INPUT |
────────

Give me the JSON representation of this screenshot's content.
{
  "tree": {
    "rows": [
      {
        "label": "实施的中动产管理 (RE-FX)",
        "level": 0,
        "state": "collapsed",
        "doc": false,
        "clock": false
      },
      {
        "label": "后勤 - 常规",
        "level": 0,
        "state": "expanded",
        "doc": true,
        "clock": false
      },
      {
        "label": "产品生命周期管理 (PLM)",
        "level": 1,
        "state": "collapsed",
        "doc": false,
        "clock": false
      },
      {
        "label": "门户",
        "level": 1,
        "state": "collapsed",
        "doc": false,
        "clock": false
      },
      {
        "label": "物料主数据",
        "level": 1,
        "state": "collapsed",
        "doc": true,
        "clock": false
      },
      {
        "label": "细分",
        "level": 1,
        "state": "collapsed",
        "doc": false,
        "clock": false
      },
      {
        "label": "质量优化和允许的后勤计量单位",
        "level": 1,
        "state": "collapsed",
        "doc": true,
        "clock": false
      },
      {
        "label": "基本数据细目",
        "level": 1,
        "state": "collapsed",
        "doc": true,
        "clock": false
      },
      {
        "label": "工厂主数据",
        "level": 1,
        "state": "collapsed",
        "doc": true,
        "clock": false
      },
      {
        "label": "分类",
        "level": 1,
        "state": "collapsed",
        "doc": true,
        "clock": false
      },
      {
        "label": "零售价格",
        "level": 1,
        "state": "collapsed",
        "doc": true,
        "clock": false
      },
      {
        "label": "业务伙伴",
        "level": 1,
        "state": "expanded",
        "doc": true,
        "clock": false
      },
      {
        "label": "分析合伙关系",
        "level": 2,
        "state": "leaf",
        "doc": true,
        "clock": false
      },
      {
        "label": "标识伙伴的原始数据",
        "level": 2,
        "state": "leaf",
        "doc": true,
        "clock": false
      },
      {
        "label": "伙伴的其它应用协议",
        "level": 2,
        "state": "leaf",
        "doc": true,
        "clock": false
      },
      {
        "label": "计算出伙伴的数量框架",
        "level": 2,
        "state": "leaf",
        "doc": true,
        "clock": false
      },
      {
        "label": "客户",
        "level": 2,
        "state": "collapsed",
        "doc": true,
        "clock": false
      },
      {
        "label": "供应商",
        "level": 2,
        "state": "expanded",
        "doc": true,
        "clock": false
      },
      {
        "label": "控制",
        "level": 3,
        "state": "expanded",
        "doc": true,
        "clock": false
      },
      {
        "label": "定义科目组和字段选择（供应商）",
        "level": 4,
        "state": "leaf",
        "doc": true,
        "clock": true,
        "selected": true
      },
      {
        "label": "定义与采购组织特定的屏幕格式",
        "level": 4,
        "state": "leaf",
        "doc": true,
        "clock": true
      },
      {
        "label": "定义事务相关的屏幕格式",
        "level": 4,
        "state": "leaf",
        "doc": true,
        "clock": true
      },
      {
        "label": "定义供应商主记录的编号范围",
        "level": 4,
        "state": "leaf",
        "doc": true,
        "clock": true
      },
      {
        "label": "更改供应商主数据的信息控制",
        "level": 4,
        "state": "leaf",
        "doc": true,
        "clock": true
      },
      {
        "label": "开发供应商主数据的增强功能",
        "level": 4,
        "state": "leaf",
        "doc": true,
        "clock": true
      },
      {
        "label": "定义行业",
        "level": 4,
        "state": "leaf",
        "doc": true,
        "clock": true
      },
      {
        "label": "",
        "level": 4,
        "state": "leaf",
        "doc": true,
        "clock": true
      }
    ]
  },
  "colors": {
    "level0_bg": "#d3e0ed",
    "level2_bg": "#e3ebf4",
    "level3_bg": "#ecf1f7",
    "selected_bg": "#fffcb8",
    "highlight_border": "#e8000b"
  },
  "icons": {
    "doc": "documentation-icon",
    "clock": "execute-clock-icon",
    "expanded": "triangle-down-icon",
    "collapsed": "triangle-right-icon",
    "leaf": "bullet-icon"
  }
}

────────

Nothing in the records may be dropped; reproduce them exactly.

ANSWER AREA |
Give me the JSON representation of this screenshot's content.
{
  "tree": {
    "rows": [
      {
        "label": "实施的中动产管理 (RE-FX)",
        "level": 0,
        "state": "collapsed",
        "doc": false,
        "clock": false
      },
      {
        "label": "后勤 - 常规",
        "level": 0,
        "state": "expanded",
        "doc": true,
        "clock": false
      },
      {
        "label": "产品生命周期管理 (PLM)",
        "level": 1,
        "state": "collapsed",
        "doc": false,
        "clock": false
      },
      {
        "label": "门户",
        "level": 1,
        "state": "collapsed",
        "doc": false,
        "clock": false
      },
      {
        "label": "物料主数据",
        "level": 1,
        "state": "collapsed",
        "doc": true,
        "clock": false
      },
      {
        "label": "细分",
        "level": 1,
        "state": "collapsed",
        "doc": false,
        "clock": false
      },
      {
        "label": "质量优化和允许的后勤计量单位",
        "level": 1,
        "state": "collapsed",
        "doc": true,
        "clock": false
      },
      {
        "label": "基本数据细目",
        "level": 1,
        "state": "collapsed",
        "doc": true,
        "clock": false
      },
      {
        "label": "工厂主数据",
        "level": 1,
        "state": "collapsed",
        "doc": true,
        "clock": false
      },
      {
        "label": "分类",
        "level": 1,
        "state": "collapsed",
        "doc": true,
        "clock": false
      },
      {
        "label": "零售价格",
        "level": 1,
        "state": "collapsed",
        "doc": true,
        "clock": false
      },
      {
        "label": "业务伙伴",
        "level": 1,
        "state": "expanded",
        "doc": true,
        "clock": false
      },
      {
        "label": "分析合伙关系",
        "level": 2,
        "state": "leaf",
        "doc": true,
        "clock": false
      },
      {
        "label": "标识伙伴的原始数据",
        "level": 2,
        "state": "leaf",
        "doc": true,
        "clock": false
      },
      {
        "label": "伙伴的其它应用协议",
        "level": 2,
        "state": "leaf",
        "doc": true,
        "clock": false
      },
      {
        "label": "计算出伙伴的数量框架",
        "level": 2,
        "state": "leaf",
        "doc": true,
        "clock": false
      },
      {
        "label": "客户",
        "level": 2,
        "state": "collapsed",
        "doc": true,
        "clock": false
      },
      {
        "label": "供应商",
        "level": 2,
        "state": "expanded",
        "doc": true,
        "clock": false
      },
      {
        "label": "控制",
        "level": 3,
        "state": "expanded",
        "doc": true,
        "clock": false
      },
      {
        "label": "定义科目组和字段选择（供应商）",
        "level": 4,
        "state": "leaf",
        "doc": true,
        "clock": true,
        "selected": true
      },
      {
        "label": "定义与采购组织特定的屏幕格式",
        "level": 4,
        "state": "leaf",
        "doc": true,
        "clock": true
      },
      {
        "label": "定义事务相关的屏幕格式",
        "level": 4,
        "state": "leaf",
        "doc": true,
        "clock": true
      },
      {
        "label": "定义供应商主记录的编号范围",
        "level": 4,
        "state": "leaf",
        "doc": true,
        "clock": true
      },
      {
        "label": "更改供应商主数据的信息控制",
        "level": 4,
        "state": "leaf",
        "doc": true,
        "clock": true
      },
      {
        "label": "开发供应商主数据的增强功能",
        "level": 4,
        "state": "leaf",
        "doc": true,
        "clock": true
      },
      {
        "label": "定义行业",
        "level": 4,
        "state": "leaf",
        "doc": true,
        "clock": true
      },
      {
        "label": "",
        "level": 4,
        "state": "leaf",
        "doc": true,
        "clock": true
      }
    ]
  },
  "colors": {
    "level0_bg": "#d3e0ed",
    "level2_bg": "#e3ebf4",
    "level3_bg": "#ecf1f7",
    "selected_bg": "#fffcb8",
    "highlight_border": "#e8000b"
  },
  "icons": {
    "doc": "documentation-icon",
    "clock": "execute-clock-icon",
    "expanded": "triangle-down-icon",
    "collapsed": "triangle-right-icon",
    "leaf": "bullet-icon"
  }
}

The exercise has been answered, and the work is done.